▼
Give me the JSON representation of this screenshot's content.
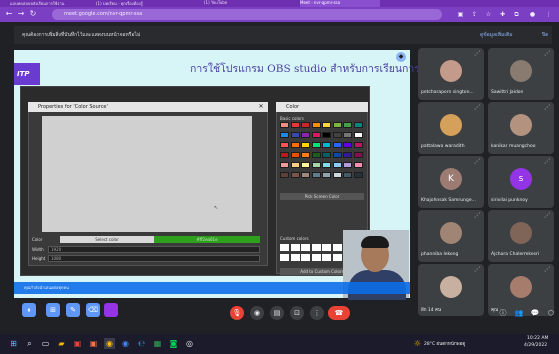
{
  "browser": {
    "tabs": [
      {
        "label": "แบบทดสอบหลังเรียนการใช้งาน"
      },
      {
        "label": "(1) บทเรียน - ทุกเรื่องต้องรู้"
      },
      {
        "label": "(1) YouTube"
      },
      {
        "label": "Meet - nvr-qpmr-ssa",
        "active": true
      }
    ],
    "url": "meet.google.com/nvr-qpmr-ssa"
  },
  "banner": {
    "text": "คุณต้องการเพิ่มสิ่งที่บันทึกไว้และแสดงบนหน้าจอหรือไม่",
    "link": "ดูข้อมูลเพิ่มเติม",
    "close": "ปิด"
  },
  "presentation": {
    "slide_title": "การใช้โปรแกรม OBS studio สำหรับการเรียนการสอนออนไลน์",
    "logo": "ITP",
    "props_title": "Properties for 'Color Source'",
    "color_title": "Color",
    "color_label": "Color",
    "width_label": "Width",
    "height_label": "Height",
    "width_value": "1920",
    "height_value": "1080",
    "select_color": "Select color",
    "color_value": "#ff2ea01e",
    "basic_colors": "Basic colors",
    "pick_screen": "Pick Screen Color",
    "custom_colors": "Custom colors",
    "add_custom": "Add to Custom Colors",
    "bar_text": "คุณกำลังนำเสนอต่อทุกคน"
  },
  "participants": [
    {
      "name": "petcharaporn sington...",
      "avatar_color": "#c49a8a",
      "initial": ""
    },
    {
      "name": "Sawittri Jaidon",
      "avatar_color": "#8a7b70",
      "initial": ""
    },
    {
      "name": "pattalawa waradith",
      "avatar_color": "#d4a05a",
      "initial": ""
    },
    {
      "name": "kanikar muangchoo",
      "avatar_color": "#b39280",
      "initial": ""
    },
    {
      "name": "Khajohnsak Samrunge...",
      "avatar_color": "#9c7b73",
      "initial": "K"
    },
    {
      "name": "sirivilai punknoy",
      "avatar_color": "#9334e6",
      "initial": "s"
    },
    {
      "name": "phanniba lekong",
      "avatar_color": "#a08474",
      "initial": ""
    },
    {
      "name": "Ajchara Chalermkesri",
      "avatar_color": "#7f6458",
      "initial": ""
    },
    {
      "name": "อีก 14 คน",
      "avatar_color": "#c8b0a0",
      "initial": ""
    },
    {
      "name": "คุณ",
      "avatar_color": "#a67c6d",
      "initial": ""
    }
  ],
  "meet_controls": {
    "mic": "mic-off-icon",
    "camera": "camera-icon",
    "captions": "captions-icon",
    "present": "present-icon",
    "more": "more-icon",
    "end": "end-call-icon"
  },
  "taskbar": {
    "weather": "28°C ฝนตกหนักพอดู",
    "time": "10:22 AM",
    "date": "4/29/2022"
  }
}
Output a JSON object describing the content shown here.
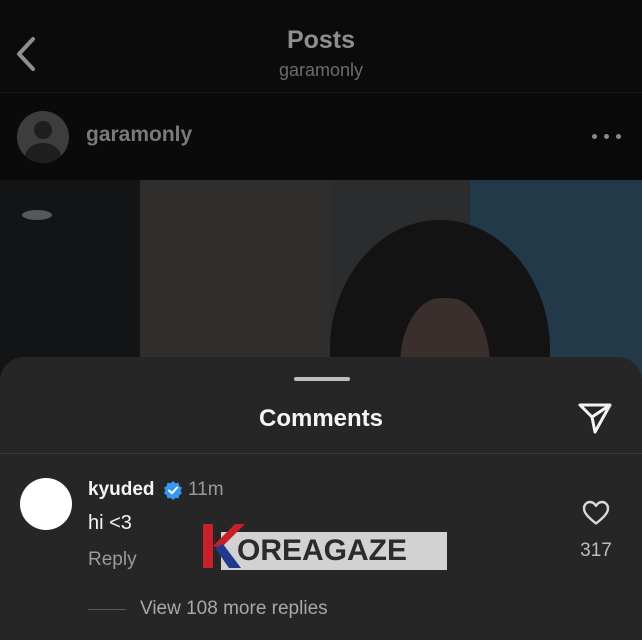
{
  "topbar": {
    "title": "Posts",
    "subtitle": "garamonly"
  },
  "post": {
    "username": "garamonly"
  },
  "comments_sheet": {
    "title": "Comments",
    "comment": {
      "username": "kyuded",
      "time": "11m",
      "text": "hi <3",
      "reply_label": "Reply",
      "likes": "317",
      "view_replies": "View 108 more replies"
    }
  },
  "watermark": {
    "text": "OREAGAZE"
  },
  "colors": {
    "verified": "#3797f0",
    "sheet_bg": "#262626",
    "watermark_k": "#c8202b",
    "watermark_blue": "#1f3b8c"
  },
  "icons": [
    "chevron-left",
    "more-dots",
    "send",
    "verified-badge",
    "heart"
  ]
}
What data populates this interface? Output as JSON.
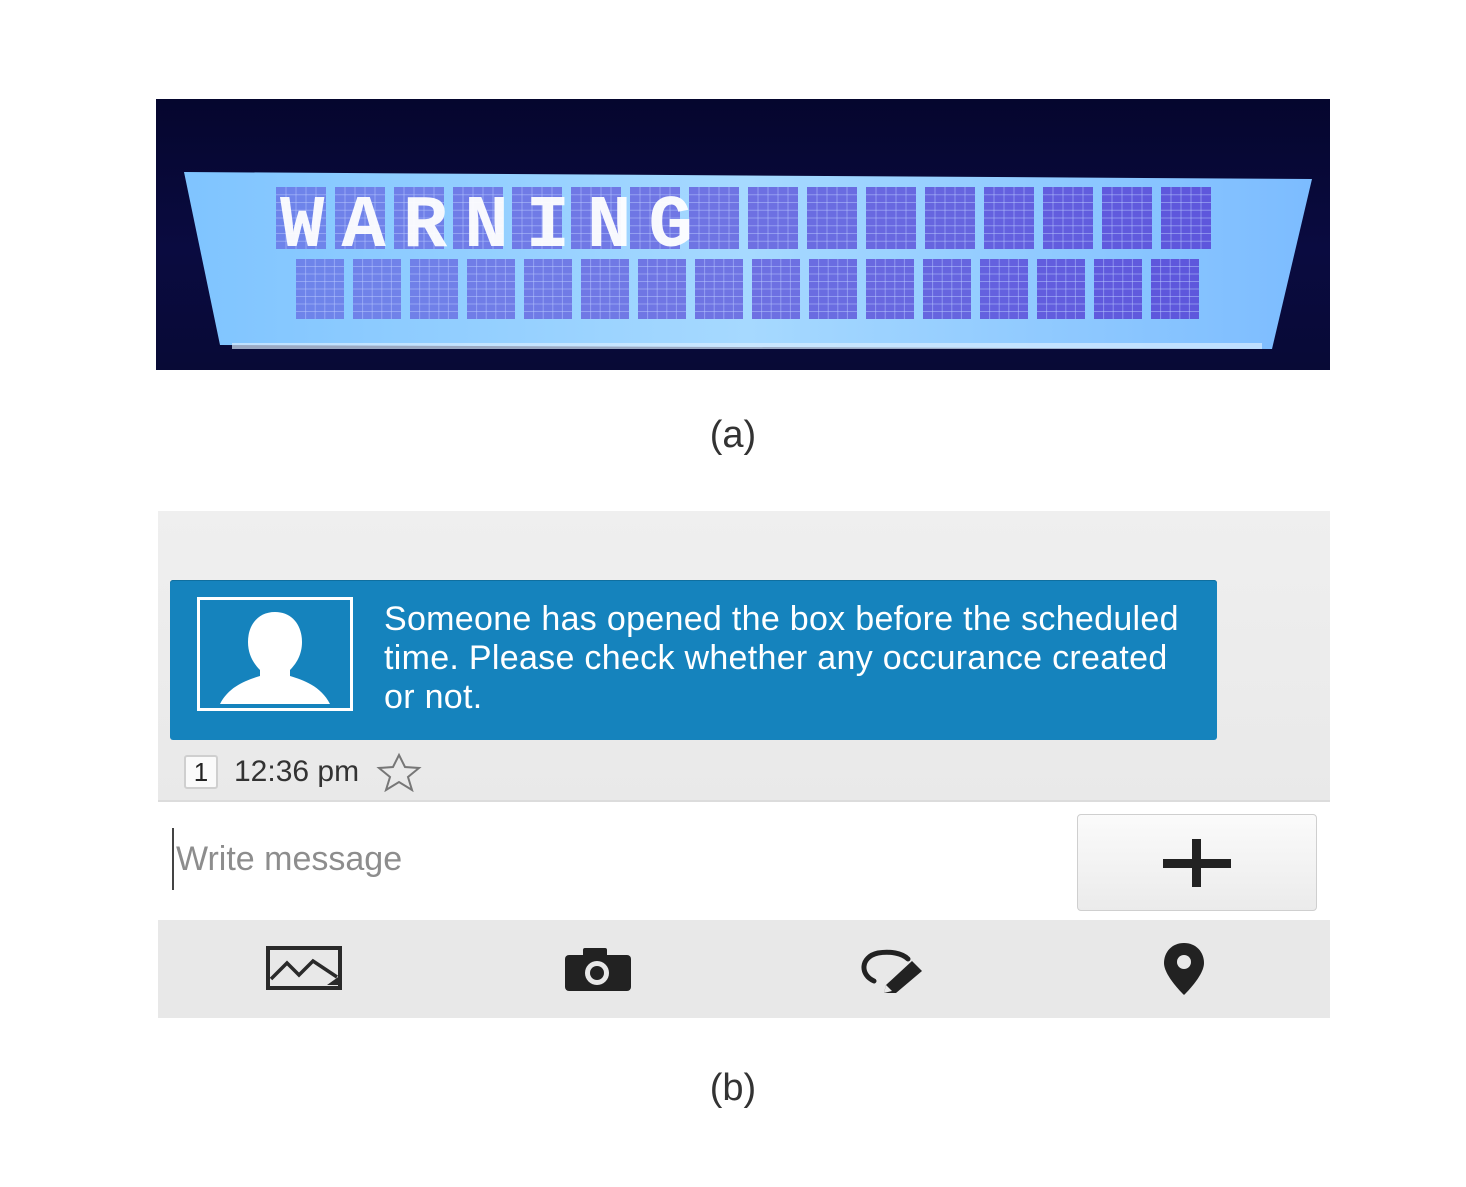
{
  "panel_a": {
    "lcd_text": "WARNING",
    "caption": "(a)"
  },
  "panel_b": {
    "message": {
      "text": "Someone has opened the box before the scheduled time. Please check whether any occurance created or not.",
      "sim_slot": "1",
      "time": "12:36 pm"
    },
    "compose": {
      "placeholder": "Write message"
    },
    "toolbar_icons": [
      "image-icon",
      "camera-icon",
      "handwriting-icon",
      "location-pin-icon"
    ],
    "caption": "(b)"
  },
  "colors": {
    "bubble": "#1583bd",
    "lcd_backlight": "#8ec6ff",
    "lcd_pixel": "#5a4bd8"
  }
}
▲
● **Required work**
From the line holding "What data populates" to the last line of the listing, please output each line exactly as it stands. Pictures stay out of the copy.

● **Output of the task**
What data populates this interface? Output as JSON.
{
  "panel_a": {
    "lcd_text": "WARNING",
    "caption": "(a)"
  },
  "panel_b": {
    "message": {
      "text": "Someone has opened the box before the scheduled time. Please check whether any occurance created or not.",
      "sim_slot": "1",
      "time": "12:36 pm"
    },
    "compose": {
      "placeholder": "Write message"
    },
    "toolbar_icons": [
      "image-icon",
      "camera-icon",
      "handwriting-icon",
      "location-pin-icon"
    ],
    "caption": "(b)"
  },
  "colors": {
    "bubble": "#1583bd",
    "lcd_backlight": "#8ec6ff",
    "lcd_pixel": "#5a4bd8"
  }
}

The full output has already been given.